▸ **Problem to work on**:
The answer must be an exact copy of every entry, with no pictures in it.

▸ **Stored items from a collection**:
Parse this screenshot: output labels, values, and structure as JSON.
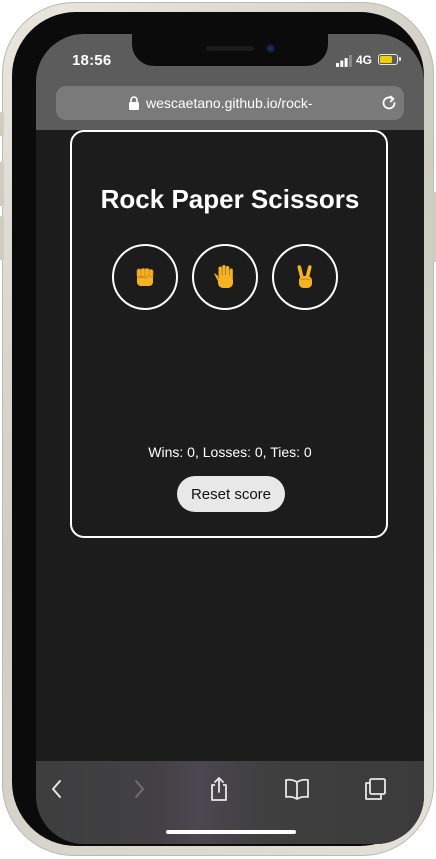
{
  "status_bar": {
    "time": "18:56",
    "network": "4G",
    "battery_level": 0.8,
    "battery_color": "#f5d000"
  },
  "browser": {
    "url": "wescaetano.github.io/rock-"
  },
  "game": {
    "title": "Rock Paper Scissors",
    "choices": [
      {
        "icon": "fist-icon",
        "emoji": "✊"
      },
      {
        "icon": "raised-hand-icon",
        "emoji": "🖐"
      },
      {
        "icon": "victory-hand-icon",
        "emoji": "✌"
      }
    ],
    "score_text": "Wins: 0, Losses: 0, Ties: 0",
    "reset_label": "Reset score",
    "emoji_color": "#f5b324"
  },
  "toolbar": {
    "icons": [
      "back-icon",
      "forward-icon",
      "share-icon",
      "bookmarks-icon",
      "tabs-icon"
    ]
  }
}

▸ **Exercise output**:
Parse this screenshot: output labels, values, and structure as JSON.
{
  "status_bar": {
    "time": "18:56",
    "network": "4G",
    "battery_level": 0.8,
    "battery_color": "#f5d000"
  },
  "browser": {
    "url": "wescaetano.github.io/rock-"
  },
  "game": {
    "title": "Rock Paper Scissors",
    "choices": [
      {
        "icon": "fist-icon",
        "emoji": "✊"
      },
      {
        "icon": "raised-hand-icon",
        "emoji": "🖐"
      },
      {
        "icon": "victory-hand-icon",
        "emoji": "✌"
      }
    ],
    "score_text": "Wins: 0, Losses: 0, Ties: 0",
    "reset_label": "Reset score",
    "emoji_color": "#f5b324"
  },
  "toolbar": {
    "icons": [
      "back-icon",
      "forward-icon",
      "share-icon",
      "bookmarks-icon",
      "tabs-icon"
    ]
  }
}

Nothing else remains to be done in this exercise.